Erkki Koskela & Panu Poutvaara, Flexible Outsourcing and the Impacts of Labour Taxation in European Welfare States.
J. Lawrence French (2010). Children's Labor Market Involvement, Household Work, and Welfare: A Brazilian Case Study. [REVIEW] Journal of Business Ethics 92 (1):63 - 78.
Earl W. Spurgin (2006). Occupational Safety and Paternalism: Machan Revisited. [REVIEW] Journal of Business Ethics 63 (2):155 - 173.
Kristin Shrader-Frechette (2005). Mortgaging the Future: Dumping Ethics with Nuclear Waste. Science and Engineering Ethics 11 (4):518-520.
Laura McEnaney (2011). Veterans' Welfare, the GI Bill and American Demobilization. Journal of Law, Medicine and Ethics 39 (1):41-47.
Kristin Shrader-Frechette (2004). Comparativist Rationality And. Topoi 23 (2):153-163.
Kristin Sharon Shrader-Frechette (forthcoming). Risky Business: Nuclear Workers, Ethics, and the Market-Efficiency Argument.

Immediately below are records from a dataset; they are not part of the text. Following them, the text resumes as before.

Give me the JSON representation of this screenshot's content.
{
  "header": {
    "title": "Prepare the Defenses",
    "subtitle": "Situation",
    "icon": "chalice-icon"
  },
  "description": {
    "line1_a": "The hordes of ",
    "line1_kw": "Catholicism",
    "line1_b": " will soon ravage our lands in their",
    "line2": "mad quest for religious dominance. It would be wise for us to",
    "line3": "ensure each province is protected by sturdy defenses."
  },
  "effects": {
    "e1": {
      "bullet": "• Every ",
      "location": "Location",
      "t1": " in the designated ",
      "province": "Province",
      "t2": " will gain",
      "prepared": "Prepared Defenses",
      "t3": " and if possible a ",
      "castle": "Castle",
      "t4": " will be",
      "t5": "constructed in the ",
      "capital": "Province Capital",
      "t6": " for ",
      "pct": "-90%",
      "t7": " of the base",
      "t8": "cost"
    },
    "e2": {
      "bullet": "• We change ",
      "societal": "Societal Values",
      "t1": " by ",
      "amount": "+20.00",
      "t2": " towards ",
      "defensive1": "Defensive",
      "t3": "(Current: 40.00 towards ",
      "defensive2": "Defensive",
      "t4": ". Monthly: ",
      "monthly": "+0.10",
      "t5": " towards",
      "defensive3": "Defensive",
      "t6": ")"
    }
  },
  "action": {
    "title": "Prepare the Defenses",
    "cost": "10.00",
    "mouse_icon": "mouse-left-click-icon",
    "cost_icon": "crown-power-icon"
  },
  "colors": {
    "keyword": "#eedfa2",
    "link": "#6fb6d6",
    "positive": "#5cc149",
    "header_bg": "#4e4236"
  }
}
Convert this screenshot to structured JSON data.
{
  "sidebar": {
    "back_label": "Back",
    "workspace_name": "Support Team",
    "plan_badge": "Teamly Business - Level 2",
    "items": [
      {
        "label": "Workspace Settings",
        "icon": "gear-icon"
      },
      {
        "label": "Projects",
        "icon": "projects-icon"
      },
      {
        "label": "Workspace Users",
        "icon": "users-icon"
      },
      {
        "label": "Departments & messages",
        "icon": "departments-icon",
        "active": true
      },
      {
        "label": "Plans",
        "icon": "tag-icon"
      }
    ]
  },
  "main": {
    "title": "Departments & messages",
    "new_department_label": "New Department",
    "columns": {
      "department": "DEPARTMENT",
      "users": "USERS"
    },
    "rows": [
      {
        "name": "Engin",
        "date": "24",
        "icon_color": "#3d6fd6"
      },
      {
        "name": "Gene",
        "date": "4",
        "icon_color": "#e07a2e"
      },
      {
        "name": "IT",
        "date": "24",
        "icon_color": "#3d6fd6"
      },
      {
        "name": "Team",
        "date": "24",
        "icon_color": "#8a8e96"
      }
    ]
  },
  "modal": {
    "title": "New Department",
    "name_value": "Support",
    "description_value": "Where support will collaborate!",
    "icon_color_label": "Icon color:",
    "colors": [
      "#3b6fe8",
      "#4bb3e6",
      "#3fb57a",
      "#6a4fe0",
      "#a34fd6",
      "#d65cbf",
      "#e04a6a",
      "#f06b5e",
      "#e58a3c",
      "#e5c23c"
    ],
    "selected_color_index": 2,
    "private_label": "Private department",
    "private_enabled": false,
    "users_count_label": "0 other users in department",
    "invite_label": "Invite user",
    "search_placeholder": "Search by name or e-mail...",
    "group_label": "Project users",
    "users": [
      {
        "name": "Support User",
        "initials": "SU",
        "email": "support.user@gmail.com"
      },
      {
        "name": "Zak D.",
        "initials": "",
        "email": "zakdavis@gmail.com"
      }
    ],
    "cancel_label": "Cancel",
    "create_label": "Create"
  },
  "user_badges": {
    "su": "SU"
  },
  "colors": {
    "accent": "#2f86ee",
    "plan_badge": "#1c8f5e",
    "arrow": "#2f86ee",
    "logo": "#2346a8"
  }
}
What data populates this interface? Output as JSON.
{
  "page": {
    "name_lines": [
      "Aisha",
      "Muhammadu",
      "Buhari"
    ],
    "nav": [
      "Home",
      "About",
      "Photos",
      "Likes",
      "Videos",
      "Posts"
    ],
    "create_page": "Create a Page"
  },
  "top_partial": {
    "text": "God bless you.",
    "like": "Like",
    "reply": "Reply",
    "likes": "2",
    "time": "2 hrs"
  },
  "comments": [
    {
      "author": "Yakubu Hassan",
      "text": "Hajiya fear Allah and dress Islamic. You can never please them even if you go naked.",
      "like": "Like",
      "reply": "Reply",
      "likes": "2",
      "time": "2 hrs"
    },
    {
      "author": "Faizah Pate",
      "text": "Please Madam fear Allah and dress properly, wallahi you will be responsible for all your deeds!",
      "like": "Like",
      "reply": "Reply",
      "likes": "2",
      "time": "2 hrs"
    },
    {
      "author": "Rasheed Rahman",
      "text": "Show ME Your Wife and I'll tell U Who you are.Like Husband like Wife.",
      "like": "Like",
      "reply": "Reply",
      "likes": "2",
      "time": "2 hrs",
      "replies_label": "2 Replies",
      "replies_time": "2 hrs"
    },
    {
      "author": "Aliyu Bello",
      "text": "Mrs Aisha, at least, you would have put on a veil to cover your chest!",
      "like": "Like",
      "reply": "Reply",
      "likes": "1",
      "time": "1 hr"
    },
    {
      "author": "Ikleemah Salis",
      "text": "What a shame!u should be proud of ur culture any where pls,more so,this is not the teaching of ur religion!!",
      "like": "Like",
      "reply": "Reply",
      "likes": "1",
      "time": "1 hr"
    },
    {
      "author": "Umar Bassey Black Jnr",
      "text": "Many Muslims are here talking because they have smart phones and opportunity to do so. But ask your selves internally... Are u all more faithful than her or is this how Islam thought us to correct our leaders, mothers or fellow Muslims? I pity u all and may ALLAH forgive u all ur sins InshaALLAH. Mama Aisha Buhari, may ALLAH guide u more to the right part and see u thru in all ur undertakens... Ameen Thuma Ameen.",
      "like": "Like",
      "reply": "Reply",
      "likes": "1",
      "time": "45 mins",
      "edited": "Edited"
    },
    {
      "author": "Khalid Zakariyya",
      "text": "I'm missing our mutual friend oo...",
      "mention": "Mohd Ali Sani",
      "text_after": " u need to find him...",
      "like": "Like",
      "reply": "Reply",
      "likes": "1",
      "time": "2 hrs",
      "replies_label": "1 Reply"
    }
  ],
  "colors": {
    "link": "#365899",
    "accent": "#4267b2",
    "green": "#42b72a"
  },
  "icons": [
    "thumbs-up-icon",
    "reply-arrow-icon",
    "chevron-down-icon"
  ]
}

Ethics and the Environment 7 (1):1-23.
Added to index2009-01-28
Total downloads10 ( #114,329 of 722,813 )
Recent downloads (6 months)1 ( #60,541 of 722,813 )
How can I increase my downloads?